ASSIGNMENT
With the pictures excluded, reproduce all of the data exactly.
START DATA LISTING
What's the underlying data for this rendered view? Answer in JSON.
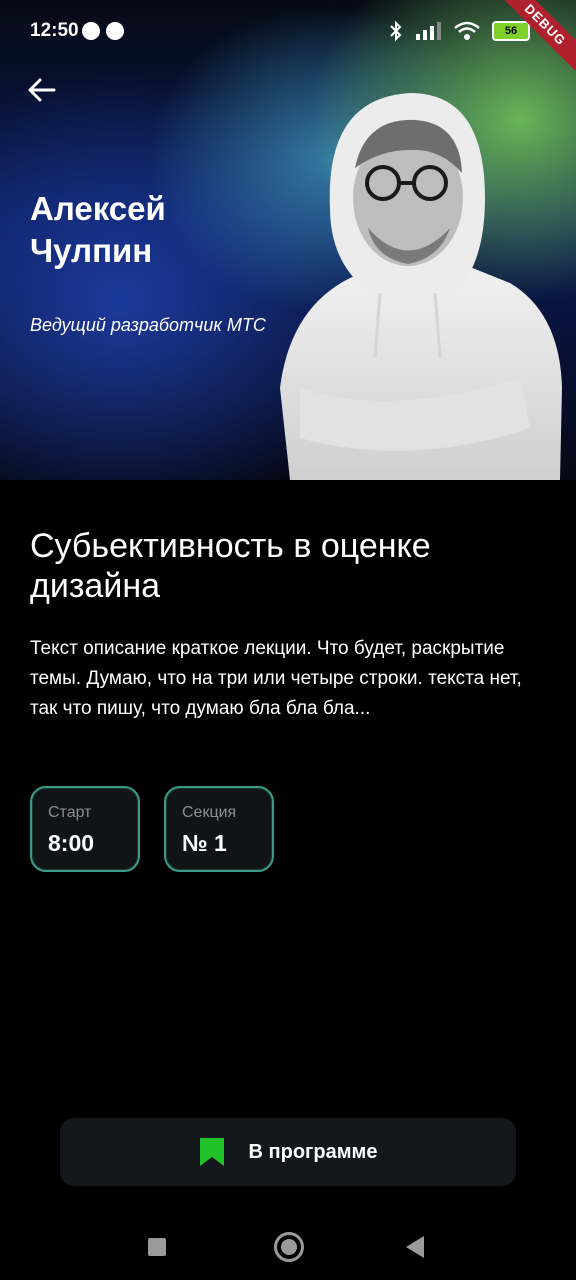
{
  "status_bar": {
    "time": "12:50",
    "battery": "56",
    "debug_banner": "DEBUG"
  },
  "speaker": {
    "name": "Алексей Чулпин",
    "role": "Ведущий разработчик МТС"
  },
  "lecture": {
    "title": "Субьективность в оценке дизайна",
    "description": "Текст описание краткое лекции. Что будет, раскрытие темы. Думаю, что на три или четыре строки. текста нет, так что пишу, что думаю бла бла бла..."
  },
  "chips": [
    {
      "label": "Старт",
      "value": "8:00"
    },
    {
      "label": "Секция",
      "value": "№ 1"
    }
  ],
  "action_button": {
    "label": "В программе",
    "icon": "bookmark-icon",
    "icon_color": "#21c12a"
  },
  "nav": {
    "items": [
      "recents-icon",
      "home-icon",
      "back-icon"
    ]
  },
  "colors": {
    "chip_border": "#3a9a8a",
    "background": "#000000"
  }
}
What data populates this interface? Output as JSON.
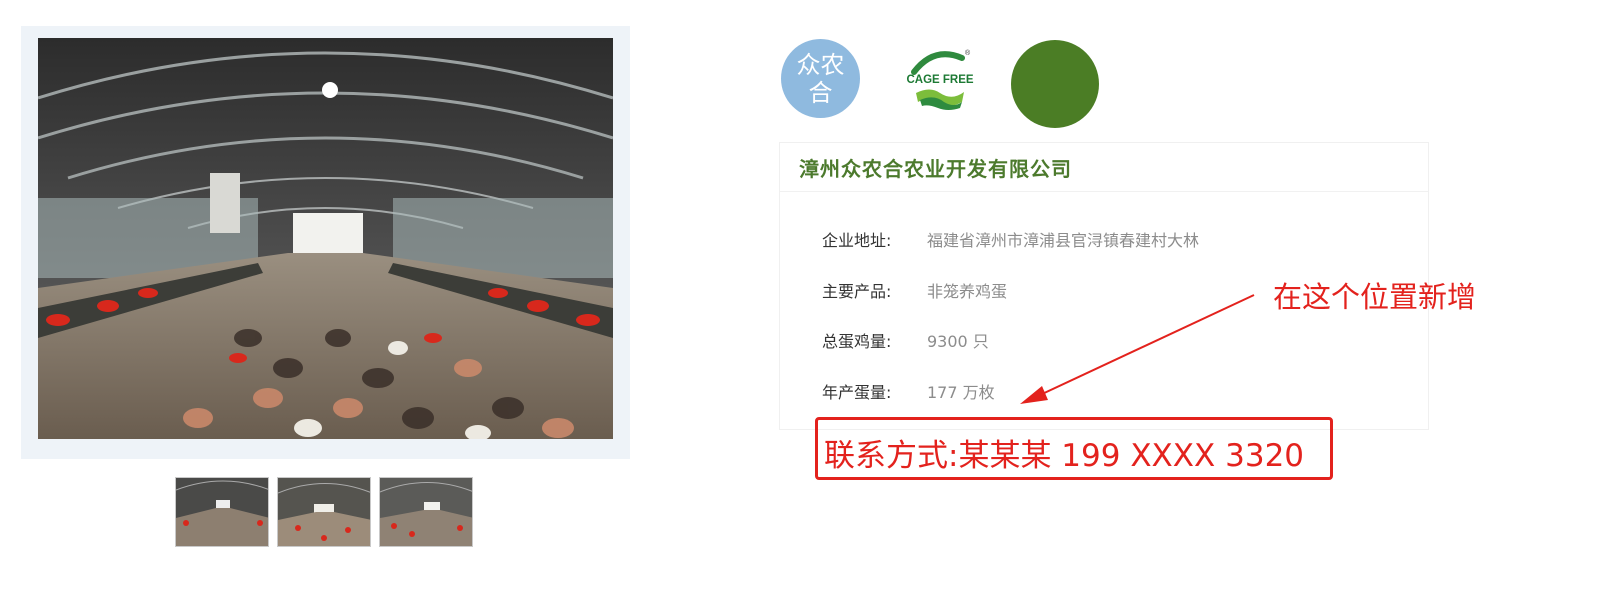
{
  "gallery": {
    "main_photo_alt": "",
    "thumbnails": [
      "",
      "",
      ""
    ]
  },
  "logos": {
    "zhongnonghe_line1": "众农",
    "zhongnonghe_line2": "合",
    "cage_free_text": "CAGE FREE",
    "cage_free_reg": "®"
  },
  "company": {
    "name": "漳州众农合农业开发有限公司",
    "rows": [
      {
        "label": "企业地址:",
        "value": "福建省漳州市漳浦县官浔镇春建村大林"
      },
      {
        "label": "主要产品:",
        "value": "非笼养鸡蛋"
      },
      {
        "label": "总蛋鸡量:",
        "value": "9300 只"
      },
      {
        "label": "年产蛋量:",
        "value": "177 万枚"
      }
    ]
  },
  "annotation": {
    "contact": "联系方式:某某某 199 XXXX 3320",
    "note": "在这个位置新增",
    "color": "#e3221d"
  },
  "colors": {
    "brand_green": "#4c7a2d",
    "logo_blue": "#8fbadf",
    "logo_dark_green": "#4b7d25"
  }
}
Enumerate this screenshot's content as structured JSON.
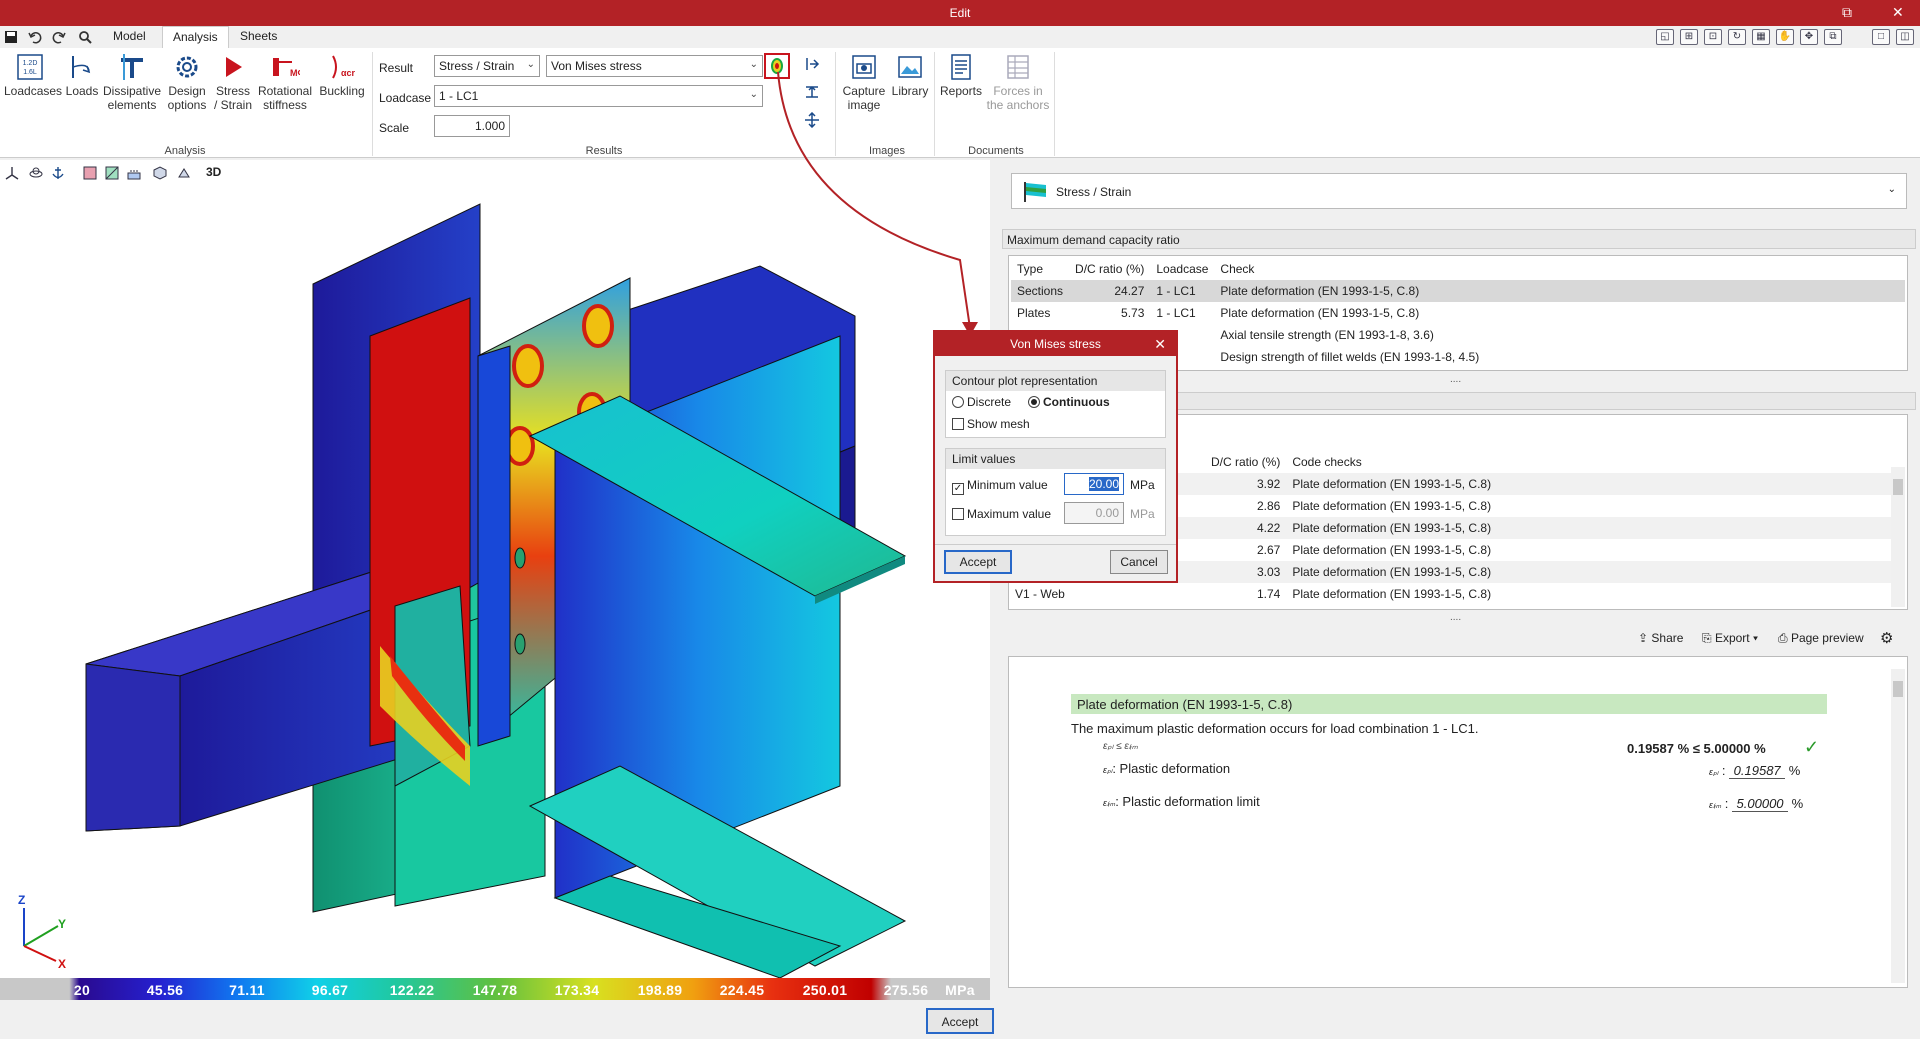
{
  "window": {
    "title": "Edit",
    "restore": "⧉",
    "close": "✕"
  },
  "tabs": [
    "Model",
    "Analysis",
    "Sheets"
  ],
  "ribbon": {
    "analysis": [
      "Loadcases",
      "Loads",
      "Dissipative elements",
      "Design options",
      "Stress / Strain",
      "Rotational stiffness",
      "Buckling"
    ],
    "analysis_group": "Analysis",
    "result_label": "Result",
    "result_value": "Stress / Strain",
    "result_sub": "Von Mises stress",
    "loadcase_label": "Loadcase",
    "loadcase_value": "1 - LC1",
    "scale_label": "Scale",
    "scale_value": "1.000",
    "results_group": "Results",
    "images": [
      "Capture image",
      "Library"
    ],
    "images_group": "Images",
    "documents": [
      "Reports",
      "Forces in the anchors"
    ],
    "documents_group": "Documents"
  },
  "legend": {
    "values": [
      "20",
      "45.56",
      "71.11",
      "96.67",
      "122.22",
      "147.78",
      "173.34",
      "198.89",
      "224.45",
      "250.01",
      "275.56"
    ],
    "unit": "MPa"
  },
  "bottom": {
    "accept": "Accept"
  },
  "panel": {
    "dropdown": "Stress / Strain",
    "max_title": "Maximum demand capacity ratio",
    "max_headers": [
      "Type",
      "D/C ratio (%)",
      "Loadcase",
      "Check"
    ],
    "max_rows": [
      [
        "Sections",
        "24.27",
        "1 - LC1",
        "Plate deformation (EN 1993-1-5, C.8)"
      ],
      [
        "Plates",
        "5.73",
        "1 - LC1",
        "Plate deformation (EN 1993-1-5, C.8)"
      ],
      [
        "",
        "",
        "C1",
        "Axial tensile strength (EN 1993-1-8, 3.6)"
      ],
      [
        "",
        "",
        "C1",
        "Design strength of fillet welds (EN 1993-1-8, 4.5)"
      ]
    ],
    "code_headers": [
      "D/C ratio (%)",
      "Code checks"
    ],
    "code_rows": [
      [
        "",
        "3.92",
        "Plate deformation (EN 1993-1-5, C.8)"
      ],
      [
        "",
        "2.86",
        "Plate deformation (EN 1993-1-5, C.8)"
      ],
      [
        "",
        "4.22",
        "Plate deformation (EN 1993-1-5, C.8)"
      ],
      [
        "",
        "2.67",
        "Plate deformation (EN 1993-1-5, C.8)"
      ],
      [
        "",
        "3.03",
        "Plate deformation (EN 1993-1-5, C.8)"
      ],
      [
        "V1 - Web",
        "1.74",
        "Plate deformation (EN 1993-1-5, C.8)"
      ]
    ],
    "share": "Share",
    "export": "Export",
    "preview": "Page preview",
    "report_title": "Plate deformation (EN 1993-1-5, C.8)",
    "report_line": "The maximum plastic deformation occurs for load combination 1 - LC1.",
    "report_result": "0.19587 % ≤ 5.00000 %",
    "report_formula": "εₚₗ ≤ εₗᵢₘ",
    "pd_label": ": Plastic deformation",
    "pd_sym": "εₚₗ",
    "pd_val": "0.19587",
    "pd_unit": "%",
    "lim_label": ": Plastic deformation limit",
    "lim_sym": "εₗᵢₘ",
    "lim_val": "5.00000",
    "lim_unit": "%"
  },
  "dialog": {
    "title": "Von Mises stress",
    "contour_title": "Contour plot representation",
    "discrete": "Discrete",
    "continuous": "Continuous",
    "show_mesh": "Show mesh",
    "limit_title": "Limit values",
    "min_label": "Minimum value",
    "min_value": "20.00",
    "min_unit": "MPa",
    "max_label": "Maximum value",
    "max_value": "0.00",
    "max_unit": "MPa",
    "accept": "Accept",
    "cancel": "Cancel"
  },
  "colors": {
    "brand": "#b32226",
    "accent": "#2868c8"
  },
  "axes": {
    "z": "Z",
    "y": "Y",
    "x": "X"
  },
  "tabs_ext": {
    "three_d": "3D"
  }
}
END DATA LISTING
REPLY
What's the underlying data for this rendered view? Answer in JSON.
{
  "status_bar": {
    "time": "12:50",
    "battery": "56",
    "debug_banner": "DEBUG"
  },
  "speaker": {
    "name": "Алексей Чулпин",
    "role": "Ведущий разработчик МТС"
  },
  "lecture": {
    "title": "Субьективность в оценке дизайна",
    "description": "Текст описание краткое лекции. Что будет, раскрытие темы. Думаю, что на три или четыре строки. текста нет, так что пишу, что думаю бла бла бла..."
  },
  "chips": [
    {
      "label": "Старт",
      "value": "8:00"
    },
    {
      "label": "Секция",
      "value": "№ 1"
    }
  ],
  "action_button": {
    "label": "В программе",
    "icon": "bookmark-icon",
    "icon_color": "#21c12a"
  },
  "nav": {
    "items": [
      "recents-icon",
      "home-icon",
      "back-icon"
    ]
  },
  "colors": {
    "chip_border": "#3a9a8a",
    "background": "#000000"
  }
}
What data populates this interface? Output as JSON.
{
  "gallery": {
    "main_photo_alt": "",
    "thumbnails": [
      "",
      "",
      ""
    ]
  },
  "logos": {
    "zhongnonghe_line1": "众农",
    "zhongnonghe_line2": "合",
    "cage_free_text": "CAGE FREE",
    "cage_free_reg": "®"
  },
  "company": {
    "name": "漳州众农合农业开发有限公司",
    "rows": [
      {
        "label": "企业地址:",
        "value": "福建省漳州市漳浦县官浔镇春建村大林"
      },
      {
        "label": "主要产品:",
        "value": "非笼养鸡蛋"
      },
      {
        "label": "总蛋鸡量:",
        "value": "9300 只"
      },
      {
        "label": "年产蛋量:",
        "value": "177 万枚"
      }
    ]
  },
  "annotation": {
    "contact": "联系方式:某某某 199 XXXX 3320",
    "note": "在这个位置新增",
    "color": "#e3221d"
  },
  "colors": {
    "brand_green": "#4c7a2d",
    "logo_blue": "#8fbadf",
    "logo_dark_green": "#4b7d25"
  }
}
Enumerate this screenshot's content as structured JSON.
{
  "window": {
    "title": "Edit",
    "restore": "⧉",
    "close": "✕"
  },
  "tabs": [
    "Model",
    "Analysis",
    "Sheets"
  ],
  "ribbon": {
    "analysis": [
      "Loadcases",
      "Loads",
      "Dissipative elements",
      "Design options",
      "Stress / Strain",
      "Rotational stiffness",
      "Buckling"
    ],
    "analysis_group": "Analysis",
    "result_label": "Result",
    "result_value": "Stress / Strain",
    "result_sub": "Von Mises stress",
    "loadcase_label": "Loadcase",
    "loadcase_value": "1 - LC1",
    "scale_label": "Scale",
    "scale_value": "1.000",
    "results_group": "Results",
    "images": [
      "Capture image",
      "Library"
    ],
    "images_group": "Images",
    "documents": [
      "Reports",
      "Forces in the anchors"
    ],
    "documents_group": "Documents"
  },
  "legend": {
    "values": [
      "20",
      "45.56",
      "71.11",
      "96.67",
      "122.22",
      "147.78",
      "173.34",
      "198.89",
      "224.45",
      "250.01",
      "275.56"
    ],
    "unit": "MPa"
  },
  "bottom": {
    "accept": "Accept"
  },
  "panel": {
    "dropdown": "Stress / Strain",
    "max_title": "Maximum demand capacity ratio",
    "max_headers": [
      "Type",
      "D/C ratio (%)",
      "Loadcase",
      "Check"
    ],
    "max_rows": [
      [
        "Sections",
        "24.27",
        "1 - LC1",
        "Plate deformation (EN 1993-1-5, C.8)"
      ],
      [
        "Plates",
        "5.73",
        "1 - LC1",
        "Plate deformation (EN 1993-1-5, C.8)"
      ],
      [
        "",
        "",
        "C1",
        "Axial tensile strength (EN 1993-1-8, 3.6)"
      ],
      [
        "",
        "",
        "C1",
        "Design strength of fillet welds (EN 1993-1-8, 4.5)"
      ]
    ],
    "code_headers": [
      "D/C ratio (%)",
      "Code checks"
    ],
    "code_rows": [
      [
        "",
        "3.92",
        "Plate deformation (EN 1993-1-5, C.8)"
      ],
      [
        "",
        "2.86",
        "Plate deformation (EN 1993-1-5, C.8)"
      ],
      [
        "",
        "4.22",
        "Plate deformation (EN 1993-1-5, C.8)"
      ],
      [
        "",
        "2.67",
        "Plate deformation (EN 1993-1-5, C.8)"
      ],
      [
        "",
        "3.03",
        "Plate deformation (EN 1993-1-5, C.8)"
      ],
      [
        "V1 - Web",
        "1.74",
        "Plate deformation (EN 1993-1-5, C.8)"
      ]
    ],
    "share": "Share",
    "export": "Export",
    "preview": "Page preview",
    "report_title": "Plate deformation (EN 1993-1-5, C.8)",
    "report_line": "The maximum plastic deformation occurs for load combination 1 - LC1.",
    "report_result": "0.19587 % ≤ 5.00000 %",
    "report_formula": "εₚₗ ≤ εₗᵢₘ",
    "pd_label": ": Plastic deformation",
    "pd_sym": "εₚₗ",
    "pd_val": "0.19587",
    "pd_unit": "%",
    "lim_label": ": Plastic deformation limit",
    "lim_sym": "εₗᵢₘ",
    "lim_val": "5.00000",
    "lim_unit": "%"
  },
  "dialog": {
    "title": "Von Mises stress",
    "contour_title": "Contour plot representation",
    "discrete": "Discrete",
    "continuous": "Continuous",
    "show_mesh": "Show mesh",
    "limit_title": "Limit values",
    "min_label": "Minimum value",
    "min_value": "20.00",
    "min_unit": "MPa",
    "max_label": "Maximum value",
    "max_value": "0.00",
    "max_unit": "MPa",
    "accept": "Accept",
    "cancel": "Cancel"
  },
  "colors": {
    "brand": "#b32226",
    "accent": "#2868c8"
  },
  "axes": {
    "z": "Z",
    "y": "Y",
    "x": "X"
  },
  "tabs_ext": {
    "three_d": "3D"
  }
}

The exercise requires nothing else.